The Toast of '98
Here's to the folks who distinguished themselves this season
If there was one thing voters weren't confused about at the All-Star break, it was whom to back in the National League Cy Young race. The real question was whether to rename the award in Greg Maddux's honor. With a 12-2 record and a microscopic 1.54 ERA in early July, the Braves righthander appeared to have a lock on an unprecedented fifth Cy Young. Since then, however, Maddux has been mortal: 6-7 with a 3.18 ERA.
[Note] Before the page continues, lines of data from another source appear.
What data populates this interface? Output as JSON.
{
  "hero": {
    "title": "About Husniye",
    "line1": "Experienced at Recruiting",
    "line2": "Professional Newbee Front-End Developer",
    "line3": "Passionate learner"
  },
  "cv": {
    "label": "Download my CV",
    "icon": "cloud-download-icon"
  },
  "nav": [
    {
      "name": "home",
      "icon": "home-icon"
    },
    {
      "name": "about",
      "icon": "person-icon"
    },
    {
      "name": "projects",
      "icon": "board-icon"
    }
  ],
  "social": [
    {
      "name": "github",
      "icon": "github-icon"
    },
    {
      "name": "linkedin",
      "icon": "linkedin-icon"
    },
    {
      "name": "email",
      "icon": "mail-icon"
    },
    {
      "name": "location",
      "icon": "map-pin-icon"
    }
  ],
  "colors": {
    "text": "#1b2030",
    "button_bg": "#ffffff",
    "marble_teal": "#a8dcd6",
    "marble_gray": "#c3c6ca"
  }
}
Meanwhile, several other starters have done passable impersonations of vintage Maddux, most notably Atlanta teammates Tom Glavine (20-6, 2.47) and John Smoltz (17-3, 2.90), the Padres' Kevin Brown (18-7, 2.38, 257 strikeouts) and the Mets' Al Leiter (17-6,2.47). Nevertheless, we're going to the bullpen, picking righthanded closer Trevor Hoffman of San Diego. For the season, the pitcher with the game's nastiest changeup converted 53 of 54 save opportunities, anchoring the bullpen for a team that hasn't lost a game it led after eight innings since July 24, 1996. Hoffman became just the fourth man to save 50 games in a season and the first to do so with just one blown save. He allowed 7.8 base runners per nine innings—the best ratio in the majors since 1995—and if the sun isn't still shining when you face him, you might as well stay in the dugout. In 50? innings of nocturnal pitching, Hoffman allowed one earned run, for an ERA of 0.18. Not too shabby for a guy who was drafted as a shortstop by the Reds in '89.
Here are the rest of our award winners. (All statistics are through the end of the regular season.)
American League Cy Young
Roger Clemens, Blue Jays. Looks as if the Rocket, not Maddux, will become the first to win five Cy Youngs. Entering September, he was one of four strong candidates, along with the Red Sox' Pedro Martinez (who finished 19-7, 2.89,251 strikeouts) and Yankees teammates David Wells (18-4, 3.49, perfect game) and David Cone (20-7, 3.55). But in the season's final month, Martinez was 1-3 with a 4.15 ERA, Cone was 2-3, and Wells (left) went 2-2 with a 4.05 ERA. Clemens, meanwhile, stretched his winning streak to 15—his last loss was on May 29—and wrapped up the league's pitching Triple Crown with 20 wins (tied with Cone and Texas's Rick Helling), a 2.65 ERA and 271 strikeouts. The 36-year-old Clemens thus became the first American League pitcher to lead the circuit in all three categories in consecutive seasons since Lefty Grove of the A's did it in 1930 and '31.
Morganna Award (Butt of the Year)
Jay Bell, Diamondbacks. Thirty-four million bucks over five years should buy something better than a .251 average and 66 RBIs. Bell (right) noses out last year's biggest bust, righthander Jaime Navarro, who, in the second year of a $20 million contract with the White Sox, upped his losses from 14 last season to 16 and his ERA from 5.79 to 6.36.
Baywatch Award (Group Bust of the Year)
The Tigers. Huge improvement last year raised '98 hopes a little too high in Motown. But no way should this team (65-97) be as bad as the Devil Rays (63-99).
American League MVP
Nomar Garciaparra, Red Sox. Singling out any one Yankee is impossible. Their best hitter, Bernie Williams, missed 31 straight games in June and July with a bad knee, and the Bombers didn't miss a beat, going 21-10 without him. Good? Yes. Invaluable? Not on that team. On the other hand, playing for sub-.500 teams rules out league home run king Ken Griffey Jr. of the Mariners (56) and Triple Crown threat Albert Belle of the White Sox (.328, 49 homers, 152 RBIs). That leaves Garciaparra and the Rangers' Juan Gonzalez.
Each has a strong case. Gonzalez drove in a league-high 157 runs and hit .368 over the final two months to raise his average to .318. Garciaparra finished with a .323 average, 35 home runs and 122 RBIs, and actually hit more homers and drove in more runs in the second half of the season than Gonzalez (22 homers and 66 RBIs to 19 and 56). Boston wasn't the same team without him. In the 16 games Garciaparra missed with a shoulder injury in May, the Red Sox scored 3.81 runs a game and hit .253, compared with 5.58 runs and a .283 average the rest of the year. What clinches it for the 25-year-old Garciaparra are his defense, his joie de game and his versatility. He had more than 140 at bats in the leadoff spot, in the number 3 hole and at cleanup, and he hit better than .300 in all three roles.